      Judges are the position where I take my voting responsibilities most seriously, because they are more likely to affect my life than any other elected official. I just with more people understood the importance of their vote, and did their research.

      Les DeLashmutt
      Les DeLashmutt

      Judges are the position where I take my voting responsibilities most seriously, because they are more likely to affect my life than any other elected official. I just with more people understood the importance of their vote, and did their research.

      Jim Jones
      Jim Jones subscriber

      And none of that really speaks as to which would be the better judge, although I certainly would rather go in front of someone with the fiscal conservative libertarian ideals of the tea party than some Dumanis and Sanders endorsed insider. Good sense should outweigh cronyism, but too often it does not.

      Jim Jones
      Jim Jones

      And none of that really speaks as to which would be the better judge, although I certainly would rather go in front of someone with the fiscal conservative libertarian ideals of the tea party than some Dumanis and Sanders endorsed insider. Good sense should outweigh cronyism, but too often it does not.

      Bill Bradshaw
      Bill Bradshaw subscribermember

      There are plenty of liberal nut cases on the bench, they just aren't this outspoken. I'll wait and see whether Kreep's decisions reflect his personal beliefs before I castigate him. I'm sure they'll get plenty of publicity; in fact Kreep will be the most watched local judge by a mile. Count on it.

      toulon
      toulon

      There are plenty of liberal nut cases on the bench, they just aren't this outspoken. I'll wait and see whether Kreep's decisions reflect his personal beliefs before I castigate him. I'm sure they'll get plenty of publicity; in fact Kreep will be the most watched local judge by a mile. Count on it.

      michael-leonard
      michael-leonard subscriber

      Actual voting, on the other hand, should be easier than it is - moving election day away from that first Tuesday for a start. The increase in mail-in voting is good. Online will come soon.

      mlcred
      mlcred

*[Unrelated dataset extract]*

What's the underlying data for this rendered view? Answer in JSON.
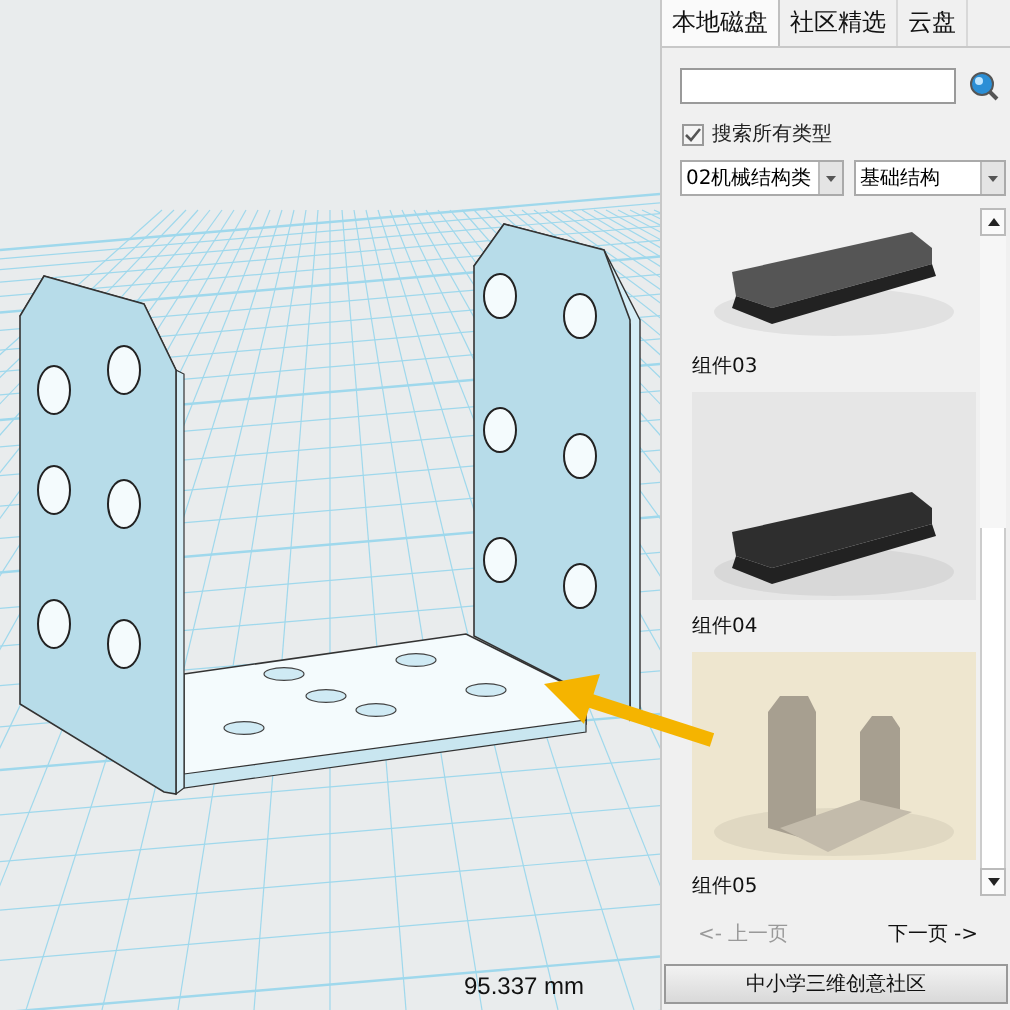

      Actual voting, on the other hand, should be easier than it is - moving election day away from that first Tuesday for a start. The increase in mail-in voting is good. Online will come soon.